Developing a bid response to a Request for Proposal (RFP) in the private or public sectors is time consuming, resource intensive and in most cases the end result will be a “no sale” unless you are the incumbent, or have established a strong business relationship with the decision-makers in advance.
If you did not write or help the client develop the bid requirements, your chances of winning are less than 20%. Why? Most bids, either directly or indirectly are biased toward another vendor’s products or services. Oftentimes, the incumbent plays a significant role in developing the bid specifications, or it is a bias on the part of the client’s internal team toward a particular solution that influences the bid specifications and the final outcome.
So, how do you increase your odds of winning when you are in a loss position before you even start to formulate a proposal response? The most effective way to improve your win rates in bid situations is to change the ground rules and sell beyond the bid process.

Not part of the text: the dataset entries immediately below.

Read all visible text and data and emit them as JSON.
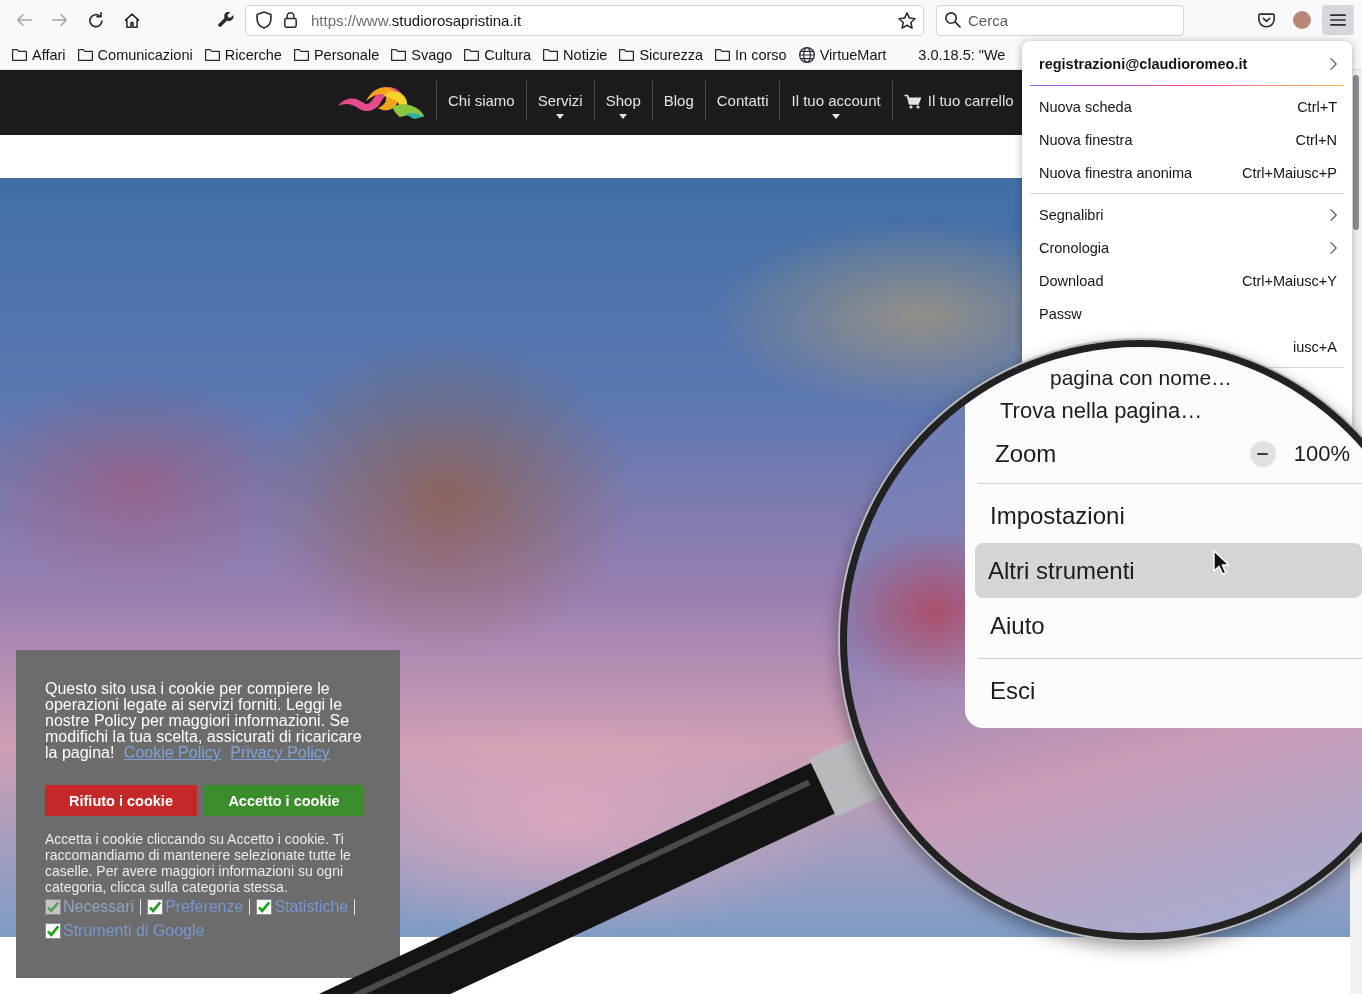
{
  "toolbar": {
    "nav_buttons": [
      {
        "kind": "back",
        "disabled": true
      },
      {
        "kind": "forward",
        "disabled": true
      },
      {
        "kind": "reload",
        "disabled": false
      },
      {
        "kind": "home",
        "disabled": false
      }
    ],
    "url": {
      "scheme": "https://www.",
      "domain": "studiorosapristina.it"
    },
    "search": {
      "placeholder": "Cerca"
    },
    "menu_button": {
      "pressed": true
    }
  },
  "bookmarks": [
    {
      "kind": "folder",
      "label": "Affari"
    },
    {
      "kind": "folder",
      "label": "Comunicazioni"
    },
    {
      "kind": "folder",
      "label": "Ricerche"
    },
    {
      "kind": "folder",
      "label": "Personale"
    },
    {
      "kind": "folder",
      "label": "Svago"
    },
    {
      "kind": "folder",
      "label": "Cultura"
    },
    {
      "kind": "folder",
      "label": "Notizie"
    },
    {
      "kind": "folder",
      "label": "Sicurezza"
    },
    {
      "kind": "folder",
      "label": "In corso"
    },
    {
      "kind": "site",
      "label": "VirtueMart"
    },
    {
      "kind": "plain",
      "label": "3.0.18.5: \"We"
    }
  ],
  "site_nav": {
    "items": [
      {
        "kind": "link",
        "label": "Chi siamo",
        "dropdown": false
      },
      {
        "kind": "link",
        "label": "Servizi",
        "dropdown": true
      },
      {
        "kind": "link",
        "label": "Shop",
        "dropdown": true
      },
      {
        "kind": "link",
        "label": "Blog",
        "dropdown": false
      },
      {
        "kind": "link",
        "label": "Contatti",
        "dropdown": false
      },
      {
        "kind": "link",
        "label": "Il tuo account",
        "dropdown": true
      },
      {
        "kind": "cart",
        "label": "Il tuo carrello",
        "dropdown": false
      }
    ]
  },
  "app_menu": {
    "items": [
      {
        "kind": "account",
        "label": "registrazioni@claudioromeo.it"
      },
      {
        "kind": "item",
        "label": "Nuova scheda",
        "shortcut": "Ctrl+T"
      },
      {
        "kind": "item",
        "label": "Nuova finestra",
        "shortcut": "Ctrl+N"
      },
      {
        "kind": "item",
        "label": "Nuova finestra anonima",
        "shortcut": "Ctrl+Maiusc+P"
      },
      {
        "kind": "separator"
      },
      {
        "kind": "submenu",
        "label": "Segnalibri"
      },
      {
        "kind": "submenu",
        "label": "Cronologia"
      },
      {
        "kind": "item",
        "label": "Download",
        "shortcut": "Ctrl+Maiusc+Y"
      },
      {
        "kind": "item",
        "label": "Passw"
      },
      {
        "kind": "item",
        "shortcut": "iusc+A"
      },
      {
        "kind": "separator"
      }
    ]
  },
  "magnifier": {
    "items": [
      {
        "kind": "item",
        "label": "pagina con nome…",
        "hovered": false
      },
      {
        "kind": "item",
        "label": "Trova nella pagina…",
        "hovered": false
      },
      {
        "kind": "zoom",
        "label": "Zoom",
        "value": "100%"
      },
      {
        "kind": "separator"
      },
      {
        "kind": "item",
        "label": "Impostazioni",
        "hovered": false
      },
      {
        "kind": "item",
        "label": "Altri strumenti",
        "hovered": true
      },
      {
        "kind": "item",
        "label": "Aiuto",
        "hovered": false
      },
      {
        "kind": "separator"
      },
      {
        "kind": "item",
        "label": "Esci",
        "hovered": false
      }
    ]
  },
  "cookie_banner": {
    "message": "Questo sito usa i cookie per compiere le operazioni legate ai servizi forniti. Leggi le nostre Policy per maggiori informazioni. Se modifichi la tua scelta, assicurati di ricaricare la pagina!",
    "links": [
      "Cookie Policy",
      "Privacy Policy"
    ],
    "buttons": [
      {
        "kind": "reject",
        "label": "Rifiuto i cookie"
      },
      {
        "kind": "accept",
        "label": "Accetto i cookie"
      }
    ],
    "note": "Accetta i cookie cliccando su Accetto i cookie. Ti raccomandiamo di mantenere selezionate tutte le caselle. Per avere maggiori informazioni su ogni categoria, clicca sulla categoria stessa.",
    "categories": [
      {
        "label": "Necessari",
        "checked": true,
        "disabled": true
      },
      {
        "label": "Preferenze",
        "checked": true,
        "disabled": false
      },
      {
        "label": "Statistiche",
        "checked": true,
        "disabled": false
      },
      {
        "label": "Strumenti di Google",
        "checked": true,
        "disabled": false
      }
    ]
  }
}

First, you should know that the vast majority of RFP’s are shopping lists that seldom track with the client’s true business requirements. In order for you to increase your chances of winning, it’s important to meet with the decision-makers and bid team separately (outside of the bidder’s conference) to determine the underlying business requirements, priorities and to identify any potential biases. This will enable you to tailor your bid response to the client’s specific business needs, once a determination has been made to move forward with the response.

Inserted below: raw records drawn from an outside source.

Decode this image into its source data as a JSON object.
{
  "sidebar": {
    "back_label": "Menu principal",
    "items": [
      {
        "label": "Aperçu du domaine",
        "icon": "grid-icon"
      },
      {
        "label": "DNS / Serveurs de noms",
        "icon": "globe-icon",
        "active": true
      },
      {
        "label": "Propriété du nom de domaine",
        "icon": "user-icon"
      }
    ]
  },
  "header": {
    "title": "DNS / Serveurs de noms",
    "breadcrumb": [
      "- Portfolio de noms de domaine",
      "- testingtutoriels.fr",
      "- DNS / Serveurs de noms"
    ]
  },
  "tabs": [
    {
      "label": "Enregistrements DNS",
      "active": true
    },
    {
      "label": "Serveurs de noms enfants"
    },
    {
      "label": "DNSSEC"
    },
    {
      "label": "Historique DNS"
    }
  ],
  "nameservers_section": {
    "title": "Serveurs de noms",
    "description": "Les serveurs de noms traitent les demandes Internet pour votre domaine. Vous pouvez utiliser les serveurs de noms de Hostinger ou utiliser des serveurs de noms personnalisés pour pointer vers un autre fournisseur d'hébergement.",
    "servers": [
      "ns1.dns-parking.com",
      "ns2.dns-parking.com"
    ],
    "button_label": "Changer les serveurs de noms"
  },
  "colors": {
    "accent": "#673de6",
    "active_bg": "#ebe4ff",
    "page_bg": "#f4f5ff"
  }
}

Next, understand the motivation behind the bid. In the public sector a formal bid may be a mandatory requirement. Many government entities, for example, require that a minimum of three bids be sourced and evaluated prior to vendor selection. However, in the private sector RFP’s are generally driven by a level of dissatisfaction with the current vendor, or someone’s desire to assess the broader market for enhanced capabilities or extended services to address the company’s future business needs. Regardless, it’s important for you to know what (and who) is driving the decision to shop the market before attempting to develop a bid response.

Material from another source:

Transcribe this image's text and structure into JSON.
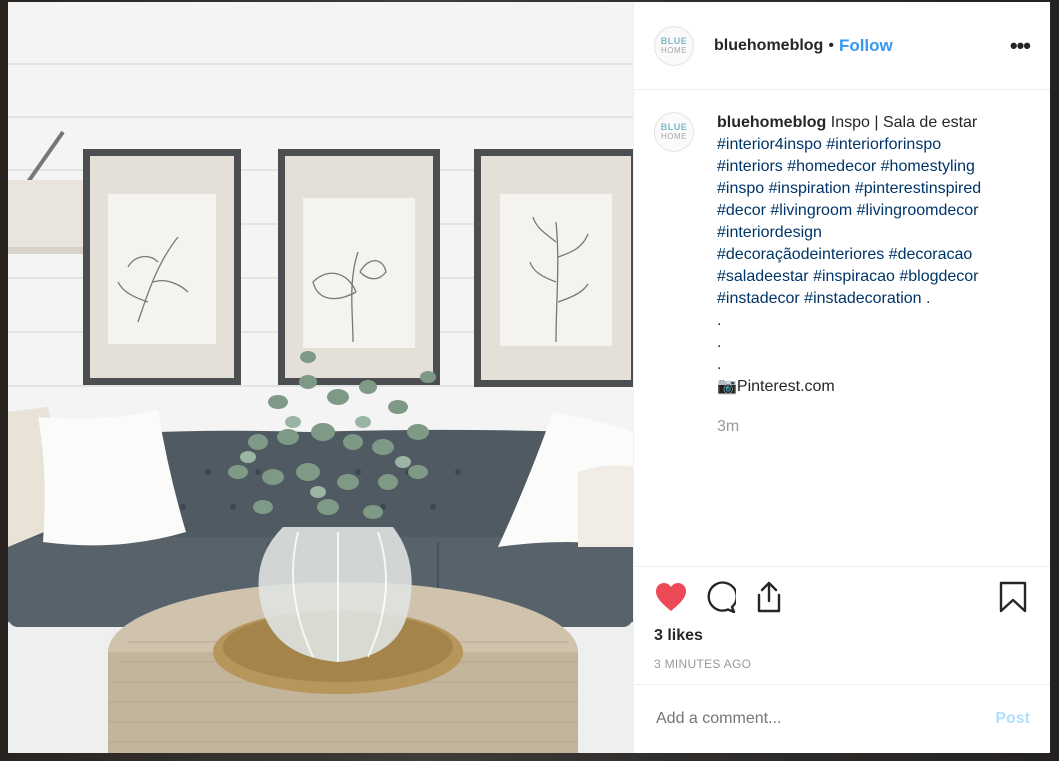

Once you have been able to determine the client’s business requirements, hot buttons, decision criteria and biases, you can then decide how (or if) you want to proceed. Power Base Selling, written by Jim Holden, is a great resource for salespeople to help them transform their approach to selling, particularly in highly competitive bid situations. Before moving forward with a bid or proposal response, the Power Base Selling methodology requires that you answer these critical questions:
- Do I have an opportunity?
- Should I compete?
- Can I win?
If the answer is “no” to any of these questions, it is time to abort and no bid, unless of course a no bid response would materially limit your ability to sell other products and services to the client in the future.
If the answer to all three questions is “yes” and the decision is to move forward, then get creative by developing a solution that uniquely positions you as the front runner when it is time for the client to make a decision. Think about incorporating other elements not covered in the scope of the bid – i.e. additional services, value bundles, upgrades, etc. into your response as another way to differentiate your bid response and reinforce that you did your homework to understand the client’s specific business needs. Create an “Other Considerations” addendum to your proposal to highlight these enhanced capabilities and/or future requirements you identified in meetings with the decision-makers and bid team.
Throughout the bid and selection process it is important for you to stay in touch with the client’s decision-makers and bid team so they are fully briefed on the critical attributes of your solution that distinguish you from the competition. Staying in touch with the decision-makers and the bid team will also help you keep abreast of any changes to the bid requirements, selection criteria or decision date, while strengthening your key business relationships within the client’s hierarchy.
Selling beyond the bid process is all about finding creative ways to help you favorably influence the outcome of the decision and improve your odds of winning the business. So, don’t allow the bid process itself to hinder your ability to deliver a solution that will ultimately exceed the client’s expectations and differentiate you from the competition.
Good luck and good selling!
COPYRIGHT © 2010-11 John Carroll